Installation at The Artist Project 2013 Toronto
Some people take lots of empty plastic bottles and try to do something interesting with them. I wanted to avoid doing that.
THIS WORK ONLY REQUIRED 17 PLASTIC BOTTLES. THEY WERE RECYCLED AT THE END OF THE PROCESS.
Our perceptions and experiences living in urban areas have become increasingly mediated by man-made apparatus.
Waterfall explores the process of our understanding of the world through cultural associations. At the source of the project is an assemblage of plastic water bottles. These bottles are used to create an original composition. A mold is then created and the composition is multiplied in plaster. The result is assembled to form a vertical structure.
The final work is removed from literal water in three stages:
The first stage of removal is the selection of the water bottle as a subject. The bottling process creates individual units from something uniform enabling its commercialization. We associate the plastic bottle with water. Even when empty we continue to perceive it as a "water bottle". The empty plastic container is related to water only through social association.
The second stage of removal is the fragmentation and assemblage of the bottle parts that creates a new abstracted entity.
The final stage of removal is the duplication of the plaster castings. Only the surface of the abstracted composition remains. The plastic object that once contained water is now fully removed and replaced. Plaster was selected as a medium because it too once contained water which evaporated in the curing process, leaving only a dry porous form.

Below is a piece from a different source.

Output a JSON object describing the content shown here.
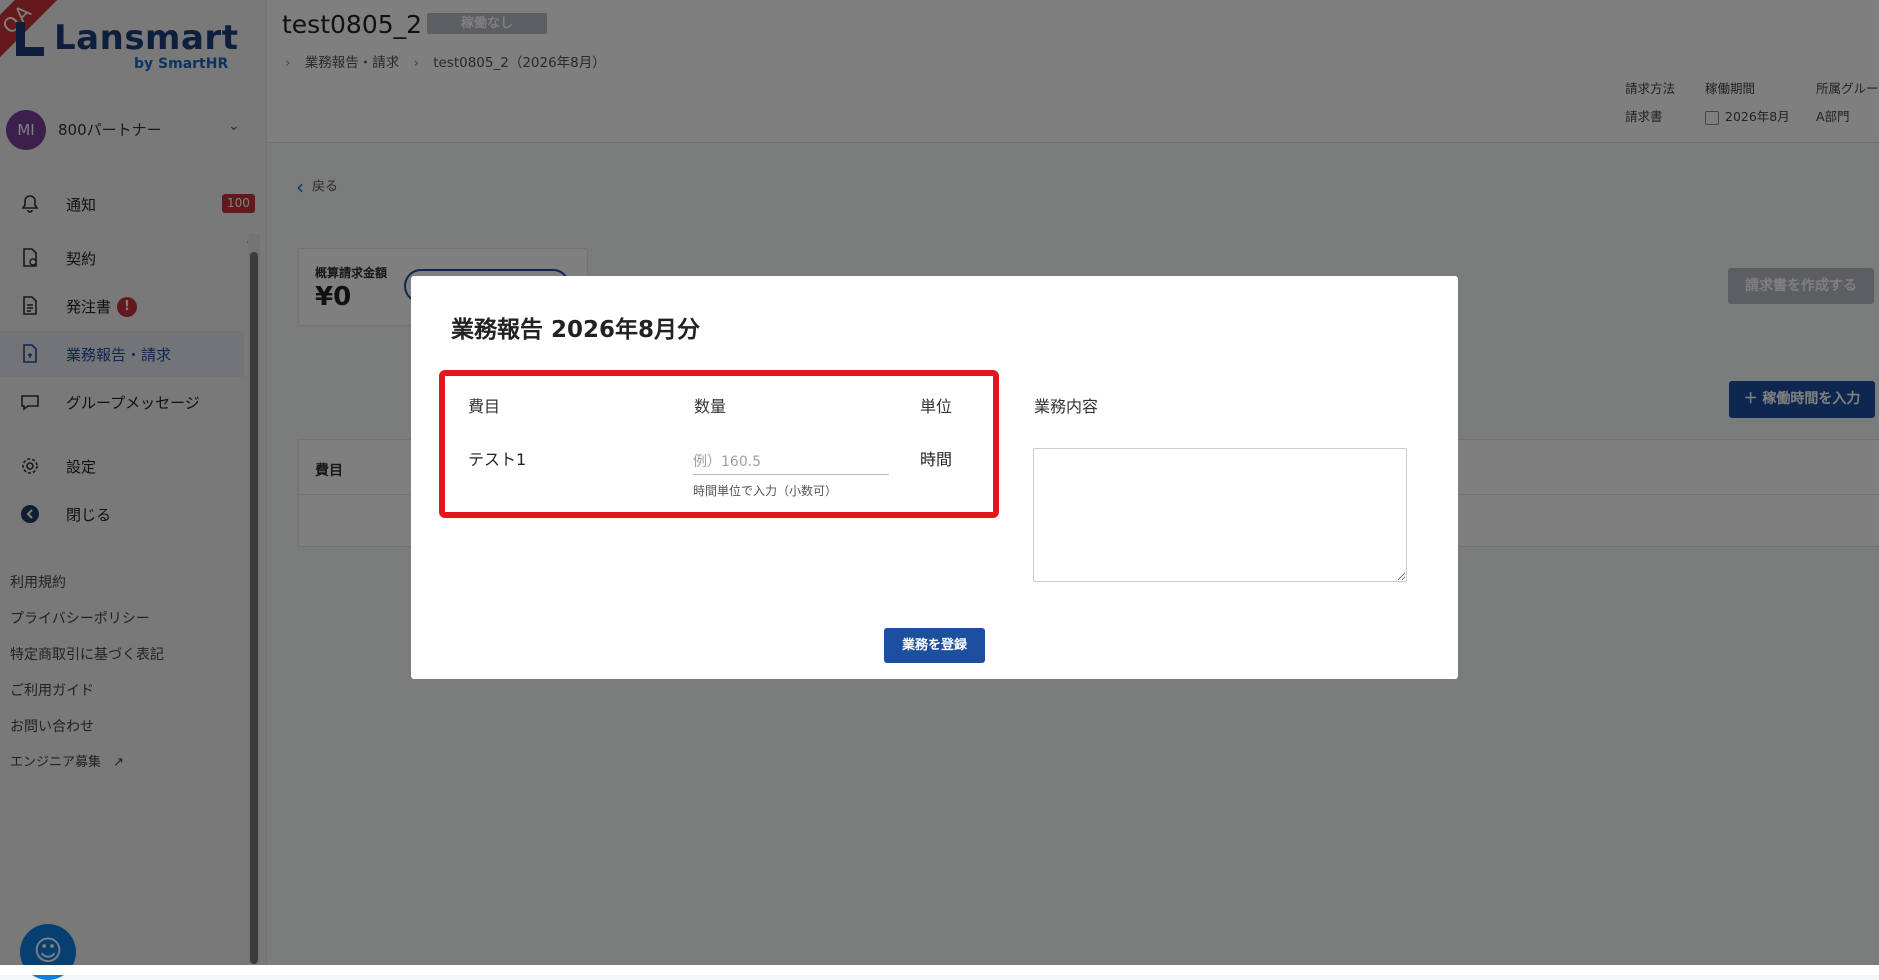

As remote as Waterfall may be from literal water it still contains the social clues allowing the viewer to interpret it in reverse and deduce a waterfall. It aims to render more evident the mediation through which we seamlessly remove ourselves from the natural world.